======== RECORDS FOR THIS TASK

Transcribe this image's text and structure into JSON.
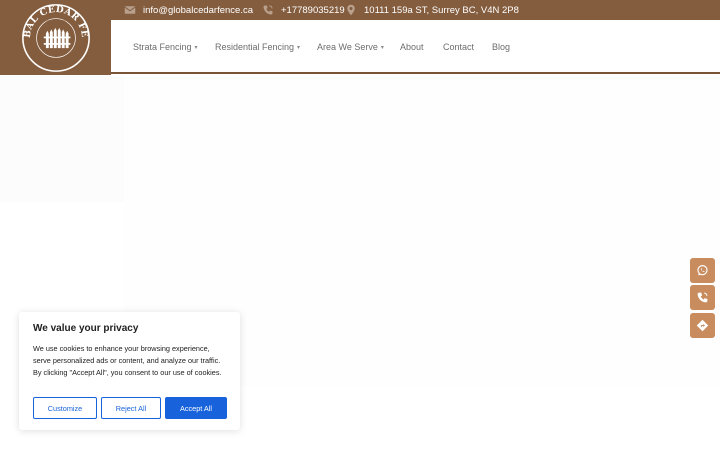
{
  "colors": {
    "brand_brown": "#845d3f",
    "side_button": "#c88c5e",
    "cookie_accent": "#1863dc"
  },
  "topbar": {
    "email": {
      "icon": "envelope-icon",
      "text": "info@globalcedarfence.ca"
    },
    "phone": {
      "icon": "phone-icon",
      "text": "+17789035219"
    },
    "address": {
      "icon": "map-pin-icon",
      "text": "10111 159a ST, Surrey BC, V4N 2P8"
    }
  },
  "logo": {
    "text": "GLOBAL CEDAR FENCE"
  },
  "nav": {
    "items": [
      {
        "label": "Strata Fencing",
        "caret": "▾"
      },
      {
        "label": "Residential Fencing",
        "caret": "▾"
      },
      {
        "label": "Area We Serve",
        "caret": "▾"
      },
      {
        "label": "About"
      },
      {
        "label": "Contact"
      },
      {
        "label": "Blog"
      }
    ]
  },
  "side_buttons": [
    {
      "icon": "whatsapp-icon"
    },
    {
      "icon": "phone-icon"
    },
    {
      "icon": "directions-icon"
    }
  ],
  "cookie": {
    "title": "We value your privacy",
    "text": "We use cookies to enhance your browsing experience, serve personalized ads or content, and analyze our traffic. By clicking \"Accept All\", you consent to our use of cookies.",
    "customize": "Customize",
    "reject": "Reject All",
    "accept": "Accept All"
  }
}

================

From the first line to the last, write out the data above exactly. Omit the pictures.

Transcribe this image's text and structure into JSON.
{
  "colors": {
    "brand_brown": "#845d3f",
    "side_button": "#c88c5e",
    "cookie_accent": "#1863dc"
  },
  "topbar": {
    "email": {
      "icon": "envelope-icon",
      "text": "info@globalcedarfence.ca"
    },
    "phone": {
      "icon": "phone-icon",
      "text": "+17789035219"
    },
    "address": {
      "icon": "map-pin-icon",
      "text": "10111 159a ST, Surrey BC, V4N 2P8"
    }
  },
  "logo": {
    "text": "GLOBAL CEDAR FENCE"
  },
  "nav": {
    "items": [
      {
        "label": "Strata Fencing",
        "caret": "▾"
      },
      {
        "label": "Residential Fencing",
        "caret": "▾"
      },
      {
        "label": "Area We Serve",
        "caret": "▾"
      },
      {
        "label": "About"
      },
      {
        "label": "Contact"
      },
      {
        "label": "Blog"
      }
    ]
  },
  "side_buttons": [
    {
      "icon": "whatsapp-icon"
    },
    {
      "icon": "phone-icon"
    },
    {
      "icon": "directions-icon"
    }
  ],
  "cookie": {
    "title": "We value your privacy",
    "text": "We use cookies to enhance your browsing experience, serve personalized ads or content, and analyze our traffic. By clicking \"Accept All\", you consent to our use of cookies.",
    "customize": "Customize",
    "reject": "Reject All",
    "accept": "Accept All"
  }
}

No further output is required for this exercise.